Looking beyond these, what I might call pretend candidates, what might be found? Happily John McCain is out of the picture. This leaves Mitt Romney, a kind of perennial Mormon candidate not well known for telling the truth (this might be unfair as no one else in the Republican Party ever tells the truth). At best I think he would be a long shot. Then there is Mike Huckabee, a religious fundamentalist who doesn’t believe in evolution (a very strange choice for a 21st century candidate), and may even be considered not conservative enough for the current Republican crowd. I guess Bobby Jindal has already flunked out as we never hear about him anymore. There is also Tim Pawlenty of Minnesota, who wants to be President so badly he has taken to telling sex jokes about his wife and pretending to be a lumberjack (or some such thing). Mike Pence is a possibility, as is John Thune, but neither one of them is very well known, and Thune being from a state (South Dakota) with so few votes would seem unlikely to ever get the nomination. Besides, both of these possibilities, although very conservative, are not members of the Tea Party and therefore probably not to be taken seriously. There may be others I have neglected, but all in all I would say it does not look very promising for the Republicans unless some new charismatic and dynamic candidate appears. I know! Just the ticket! General David Petraeus! Having lost the “war” in Afghanistan (through no fault of his own of course), he will probably have some leisure time, thus he could come home, mount one of his famous “surges,” and save us all from Obama and socialism (don’t laugh).

I’m sure nothing can be done about it, but I find it extremely annoying that anyone in the U.S., no matter how unqualified, stupid, or even insane, can announce their candidacy for President and, if they have any name recognition at all, can manage to get some press.

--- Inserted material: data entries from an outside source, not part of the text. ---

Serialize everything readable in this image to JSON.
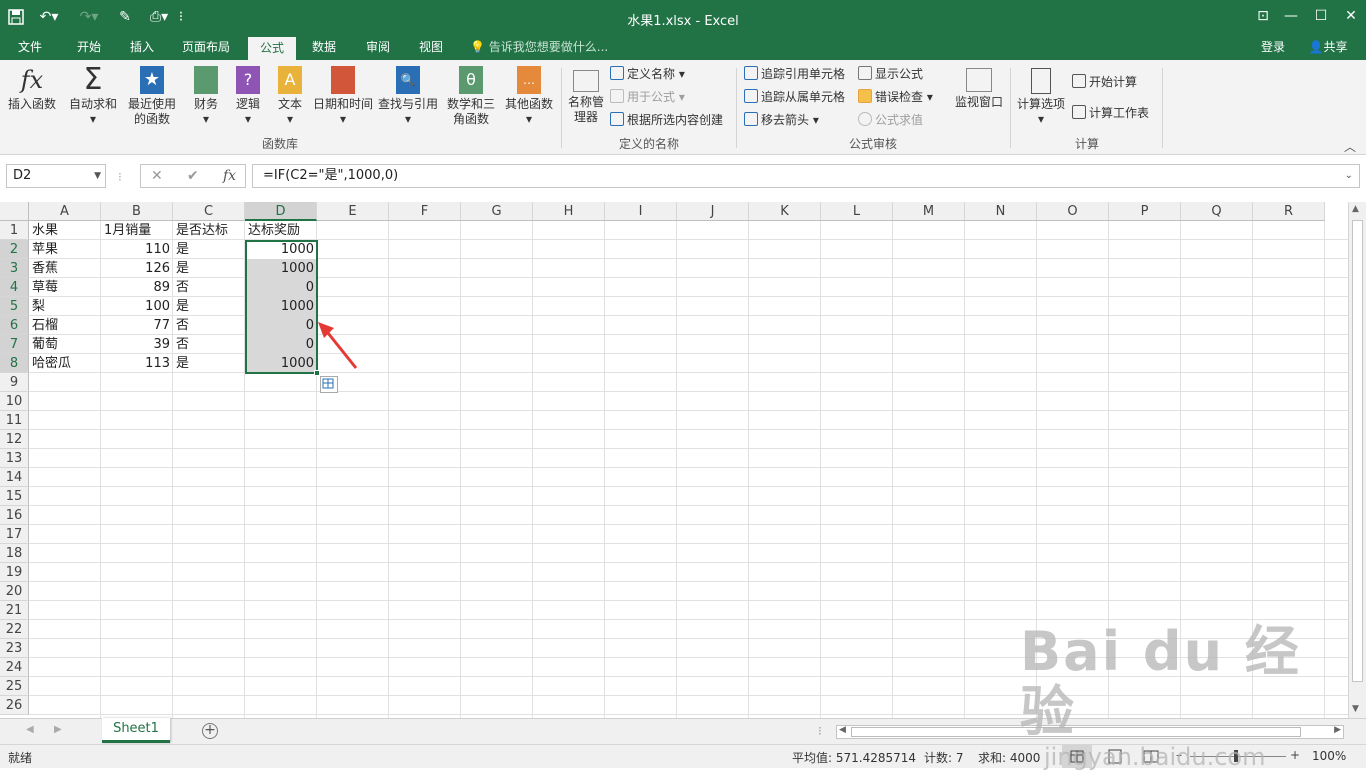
{
  "window": {
    "title": "水果1.xlsx - Excel"
  },
  "menu": {
    "tabs": [
      "文件",
      "开始",
      "插入",
      "页面布局",
      "公式",
      "数据",
      "审阅",
      "视图"
    ],
    "active_tab": "公式",
    "tell_me": "告诉我您想要做什么...",
    "login": "登录",
    "share": "共享"
  },
  "ribbon": {
    "function_library": {
      "group_label": "函数库",
      "insert_function": "插入函数",
      "autosum": "自动求和",
      "recent": "最近使用的函数",
      "financial": "财务",
      "logical": "逻辑",
      "text": "文本",
      "datetime": "日期和时间",
      "lookup": "查找与引用",
      "math": "数学和三角函数",
      "other": "其他函数"
    },
    "defined_names": {
      "group_label": "定义的名称",
      "name_manager": "名称管理器",
      "define_name": "定义名称",
      "use_in_formula": "用于公式",
      "create_from_selection": "根据所选内容创建"
    },
    "formula_auditing": {
      "group_label": "公式审核",
      "trace_precedents": "追踪引用单元格",
      "trace_dependents": "追踪从属单元格",
      "remove_arrows": "移去箭头",
      "show_formulas": "显示公式",
      "error_checking": "错误检查",
      "evaluate_formula": "公式求值",
      "watch_window": "监视窗口"
    },
    "calculation": {
      "group_label": "计算",
      "calc_options": "计算选项",
      "calc_now": "开始计算",
      "calc_sheet": "计算工作表"
    }
  },
  "formula_bar": {
    "name_box": "D2",
    "formula": "=IF(C2=\"是\",1000,0)",
    "fx": "fx"
  },
  "grid": {
    "columns": [
      "A",
      "B",
      "C",
      "D",
      "E",
      "F",
      "G",
      "H",
      "I",
      "J",
      "K",
      "L",
      "M",
      "N",
      "O",
      "P",
      "Q",
      "R"
    ],
    "rows": [
      "1",
      "2",
      "3",
      "4",
      "5",
      "6",
      "7",
      "8",
      "9",
      "10",
      "11",
      "12",
      "13",
      "14",
      "15",
      "16",
      "17",
      "18",
      "19",
      "20",
      "21",
      "22",
      "23",
      "24",
      "25",
      "26"
    ],
    "headers": [
      "水果",
      "1月销量",
      "是否达标",
      "达标奖励"
    ],
    "data": [
      [
        "苹果",
        "110",
        "是",
        "1000"
      ],
      [
        "香蕉",
        "126",
        "是",
        "1000"
      ],
      [
        "草莓",
        "89",
        "否",
        "0"
      ],
      [
        "梨",
        "100",
        "是",
        "1000"
      ],
      [
        "石榴",
        "77",
        "否",
        "0"
      ],
      [
        "葡萄",
        "39",
        "否",
        "0"
      ],
      [
        "哈密瓜",
        "113",
        "是",
        "1000"
      ]
    ]
  },
  "sheets": {
    "active": "Sheet1"
  },
  "status": {
    "ready": "就绪",
    "average": "平均值: 571.4285714",
    "count": "计数: 7",
    "sum": "求和: 4000",
    "zoom": "100%"
  },
  "watermark": {
    "brand": "Bai du 经验",
    "url": "jingyan.baidu.com"
  }
}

This appears to be true even if they are not even serious candidates with no chance whatsoever of being nominated or elected. There ought to be a law, or rule, or procedure, or something, whereby candidates should have to be vetted by their party or whoever they profess to represent, before being allowed to announce their candidancy, and anyone who was not should be completely ignored. That is, only legitimate candidates with serious intentions, significant support, and at least minimal qualifications, should be allowed. Of course this will never happen as our 24/7 “news” organizations are so desperate for infotainment to fill up time they will eagerly print anything and keep it going as long as possible no matter how trivial or absurd it might be. They are certainly not going to pay reporters to cover the nation and the globe to actually find real news. It is so much cheaper and easier to just report what they are told.